> **About this exercise**
Find the lines below holding the word "Razões" and copy each of them.

[[ Provided records open ]]

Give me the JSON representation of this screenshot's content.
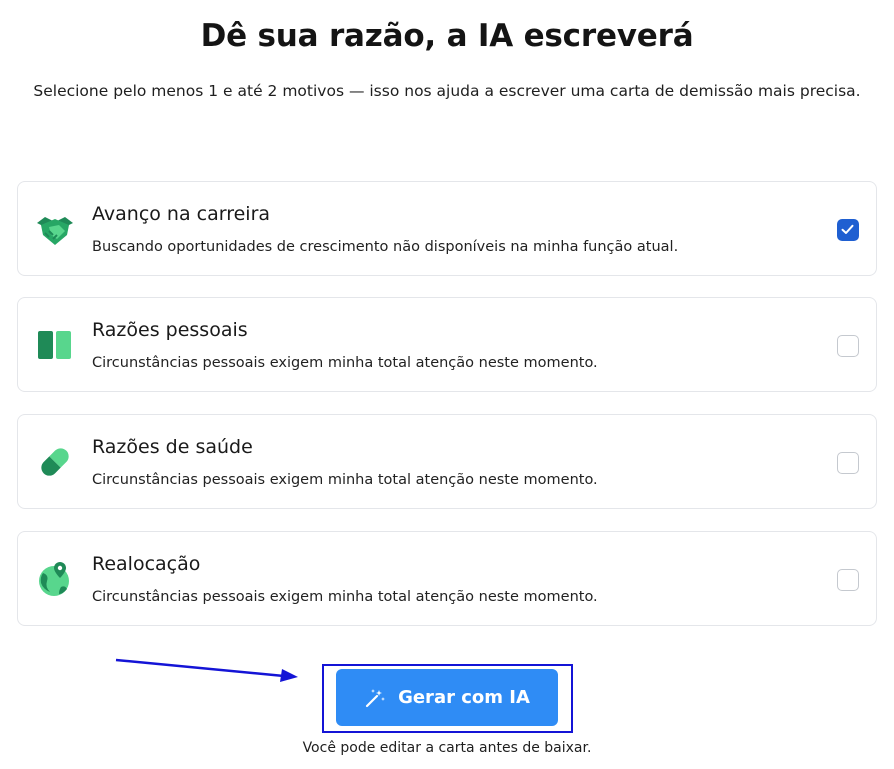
{
  "header": {
    "title": "Dê sua razão, a IA escreverá",
    "subtitle": "Selecione pelo menos 1 e até 2 motivos — isso nos ajuda a escrever uma carta de demissão mais precisa."
  },
  "reasons": [
    {
      "icon": "handshake-icon",
      "title": "Avanço na carreira",
      "description": "Buscando oportunidades de crescimento não disponíveis na minha função atual.",
      "checked": true
    },
    {
      "icon": "columns-icon",
      "title": "Razões pessoais",
      "description": "Circunstâncias pessoais exigem minha total atenção neste momento.",
      "checked": false
    },
    {
      "icon": "pill-icon",
      "title": "Razões de saúde",
      "description": "Circunstâncias pessoais exigem minha total atenção neste momento.",
      "checked": false
    },
    {
      "icon": "globe-pin-icon",
      "title": "Realocação",
      "description": "Circunstâncias pessoais exigem minha total atenção neste momento.",
      "checked": false
    }
  ],
  "action": {
    "button_label": "Gerar com IA",
    "button_icon": "magic-wand-icon",
    "note": "Você pode editar a carta antes de baixar."
  },
  "colors": {
    "accent": "#2f8cf5",
    "checkbox_checked": "#1f5fd1",
    "icon_dark_green": "#1f8a57",
    "icon_light_green": "#58d68d",
    "annotation_blue": "#1414d6"
  }
}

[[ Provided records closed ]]

> **Response to the exercise**
      "title": "Razões pessoais",
      "title": "Razões de saúde",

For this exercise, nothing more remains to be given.